▶ Work to be completed
When a line below contains the word "图镀铜镍金", copy that line.

Component data from apps and pages:
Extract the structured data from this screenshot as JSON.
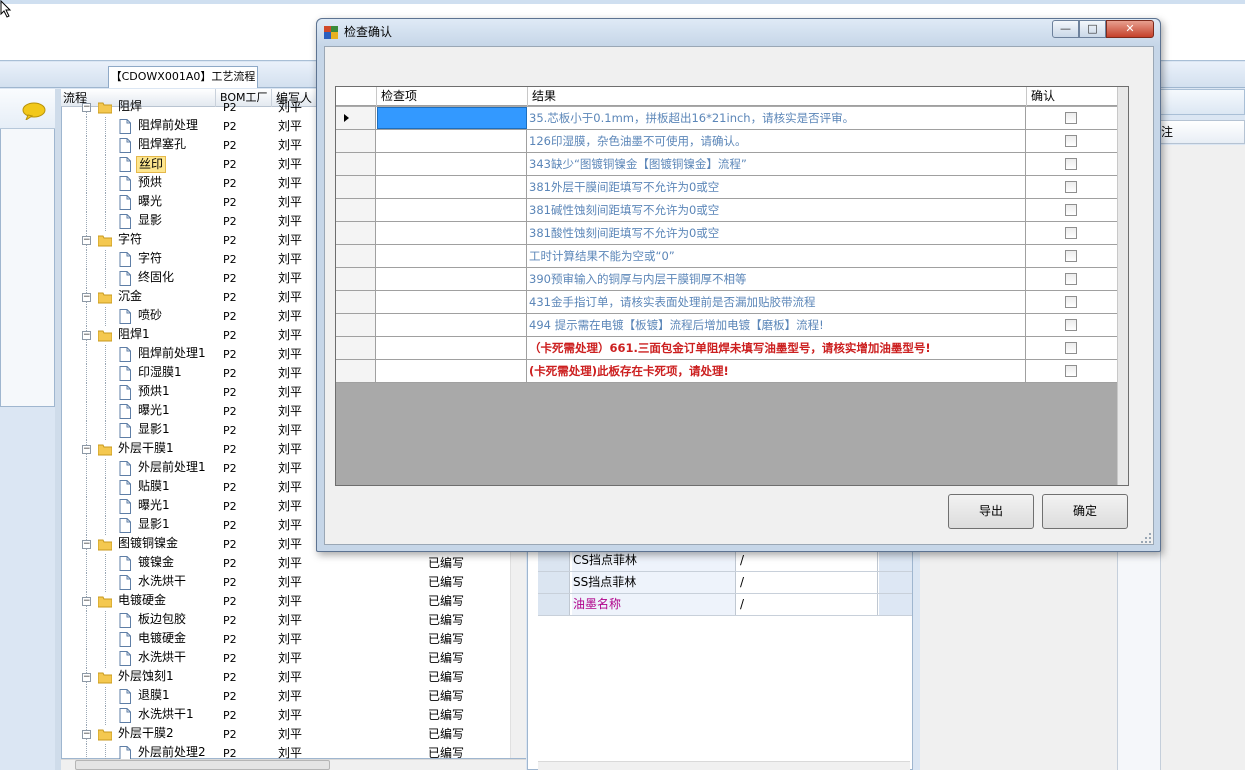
{
  "app": {
    "tab_label": "【CDOWX001A0】工艺流程",
    "tree": {
      "headers": {
        "flow": "流程",
        "bom": "BOM工厂",
        "writer": "编写人"
      },
      "rows": [
        {
          "label": "阻焊",
          "level": 1,
          "type": "folder",
          "bom": "P2",
          "writer": "刘平",
          "status": ""
        },
        {
          "label": "阻焊前处理",
          "level": 2,
          "type": "doc",
          "bom": "P2",
          "writer": "刘平",
          "status": ""
        },
        {
          "label": "阻焊塞孔",
          "level": 2,
          "type": "doc",
          "bom": "P2",
          "writer": "刘平",
          "status": ""
        },
        {
          "label": "丝印",
          "level": 2,
          "type": "doc",
          "bom": "P2",
          "writer": "刘平",
          "status": "",
          "selected": true
        },
        {
          "label": "预烘",
          "level": 2,
          "type": "doc",
          "bom": "P2",
          "writer": "刘平",
          "status": ""
        },
        {
          "label": "曝光",
          "level": 2,
          "type": "doc",
          "bom": "P2",
          "writer": "刘平",
          "status": ""
        },
        {
          "label": "显影",
          "level": 2,
          "type": "doc",
          "bom": "P2",
          "writer": "刘平",
          "status": ""
        },
        {
          "label": "字符",
          "level": 1,
          "type": "folder",
          "bom": "P2",
          "writer": "刘平",
          "status": ""
        },
        {
          "label": "字符",
          "level": 2,
          "type": "doc",
          "bom": "P2",
          "writer": "刘平",
          "status": ""
        },
        {
          "label": "终固化",
          "level": 2,
          "type": "doc",
          "bom": "P2",
          "writer": "刘平",
          "status": ""
        },
        {
          "label": "沉金",
          "level": 1,
          "type": "folder",
          "bom": "P2",
          "writer": "刘平",
          "status": ""
        },
        {
          "label": "喷砂",
          "level": 2,
          "type": "doc",
          "bom": "P2",
          "writer": "刘平",
          "status": ""
        },
        {
          "label": "阻焊1",
          "level": 1,
          "type": "folder",
          "bom": "P2",
          "writer": "刘平",
          "status": ""
        },
        {
          "label": "阻焊前处理1",
          "level": 2,
          "type": "doc",
          "bom": "P2",
          "writer": "刘平",
          "status": ""
        },
        {
          "label": "印湿膜1",
          "level": 2,
          "type": "doc",
          "bom": "P2",
          "writer": "刘平",
          "status": ""
        },
        {
          "label": "预烘1",
          "level": 2,
          "type": "doc",
          "bom": "P2",
          "writer": "刘平",
          "status": ""
        },
        {
          "label": "曝光1",
          "level": 2,
          "type": "doc",
          "bom": "P2",
          "writer": "刘平",
          "status": ""
        },
        {
          "label": "显影1",
          "level": 2,
          "type": "doc",
          "bom": "P2",
          "writer": "刘平",
          "status": ""
        },
        {
          "label": "外层干膜1",
          "level": 1,
          "type": "folder",
          "bom": "P2",
          "writer": "刘平",
          "status": ""
        },
        {
          "label": "外层前处理1",
          "level": 2,
          "type": "doc",
          "bom": "P2",
          "writer": "刘平",
          "status": ""
        },
        {
          "label": "贴膜1",
          "level": 2,
          "type": "doc",
          "bom": "P2",
          "writer": "刘平",
          "status": ""
        },
        {
          "label": "曝光1",
          "level": 2,
          "type": "doc",
          "bom": "P2",
          "writer": "刘平",
          "status": ""
        },
        {
          "label": "显影1",
          "level": 2,
          "type": "doc",
          "bom": "P2",
          "writer": "刘平",
          "status": ""
        },
        {
          "label": "图镀铜镍金",
          "level": 1,
          "type": "folder",
          "bom": "P2",
          "writer": "刘平",
          "status": "已编写"
        },
        {
          "label": "镀镍金",
          "level": 2,
          "type": "doc",
          "bom": "P2",
          "writer": "刘平",
          "status": "已编写"
        },
        {
          "label": "水洗烘干",
          "level": 2,
          "type": "doc",
          "bom": "P2",
          "writer": "刘平",
          "status": "已编写"
        },
        {
          "label": "电镀硬金",
          "level": 1,
          "type": "folder",
          "bom": "P2",
          "writer": "刘平",
          "status": "已编写"
        },
        {
          "label": "板边包胶",
          "level": 2,
          "type": "doc",
          "bom": "P2",
          "writer": "刘平",
          "status": "已编写"
        },
        {
          "label": "电镀硬金",
          "level": 2,
          "type": "doc",
          "bom": "P2",
          "writer": "刘平",
          "status": "已编写"
        },
        {
          "label": "水洗烘干",
          "level": 2,
          "type": "doc",
          "bom": "P2",
          "writer": "刘平",
          "status": "已编写"
        },
        {
          "label": "外层蚀刻1",
          "level": 1,
          "type": "folder",
          "bom": "P2",
          "writer": "刘平",
          "status": "已编写"
        },
        {
          "label": "退膜1",
          "level": 2,
          "type": "doc",
          "bom": "P2",
          "writer": "刘平",
          "status": "已编写"
        },
        {
          "label": "水洗烘干1",
          "level": 2,
          "type": "doc",
          "bom": "P2",
          "writer": "刘平",
          "status": "已编写"
        },
        {
          "label": "外层干膜2",
          "level": 1,
          "type": "folder",
          "bom": "P2",
          "writer": "刘平",
          "status": "已编写"
        },
        {
          "label": "外层前处理2",
          "level": 2,
          "type": "doc",
          "bom": "P2",
          "writer": "刘平",
          "status": "已编写"
        }
      ]
    },
    "mid_params": [
      {
        "name": "CS挡点菲林",
        "value": "/",
        "magenta": false
      },
      {
        "name": "SS挡点菲林",
        "value": "/",
        "magenta": false
      },
      {
        "name": "油墨名称",
        "value": "/",
        "magenta": true
      }
    ],
    "right_header_fragment": "注"
  },
  "dialog": {
    "title": "检查确认",
    "caption_buttons": {
      "minimize": "—",
      "maximize": "□",
      "close": "✕"
    },
    "grid": {
      "headers": {
        "item": "检查项",
        "result": "结果",
        "confirm": "确认"
      },
      "rows": [
        {
          "item": "",
          "result": "35.芯板小于0.1mm，拼板超出16*21inch，请核实是否评审。",
          "red": false,
          "checked": false,
          "current": true
        },
        {
          "item": "",
          "result": "126印湿膜，杂色油墨不可使用，请确认。",
          "red": false,
          "checked": false
        },
        {
          "item": "",
          "result": "343缺少“图镀铜镍金【图镀铜镍金】流程”",
          "red": false,
          "checked": false
        },
        {
          "item": "",
          "result": "381外层干膜间距填写不允许为0或空",
          "red": false,
          "checked": false
        },
        {
          "item": "",
          "result": "381碱性蚀刻间距填写不允许为0或空",
          "red": false,
          "checked": false
        },
        {
          "item": "",
          "result": "381酸性蚀刻间距填写不允许为0或空",
          "red": false,
          "checked": false
        },
        {
          "item": "",
          "result": "工时计算结果不能为空或“0”",
          "red": false,
          "checked": false
        },
        {
          "item": "",
          "result": "390预审输入的铜厚与内层干膜铜厚不相等",
          "red": false,
          "checked": false
        },
        {
          "item": "",
          "result": "431金手指订单，请核实表面处理前是否漏加贴胶带流程",
          "red": false,
          "checked": false
        },
        {
          "item": "",
          "result": "494 提示需在电镀【板镀】流程后增加电镀【磨板】流程!",
          "red": false,
          "checked": false
        },
        {
          "item": "",
          "result": "（卡死需处理）661.三面包金订单阻焊未填写油墨型号，请核实增加油墨型号!",
          "red": true,
          "checked": false
        },
        {
          "item": "",
          "result": "(卡死需处理)此板存在卡死项，请处理!",
          "red": true,
          "checked": false
        }
      ]
    },
    "buttons": {
      "export": "导出",
      "ok": "确定"
    }
  },
  "colors": {
    "result_text": "#5b86b8",
    "result_red": "#cc1f1f",
    "selection_blue": "#3399ff",
    "tree_selected": "#fde68e",
    "param_magenta": "#b0008a"
  }
}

▶ Solved exercise
          "label": "图镀铜镍金",
          "result": "343缺少“图镀铜镍金【图镀铜镍金】流程”",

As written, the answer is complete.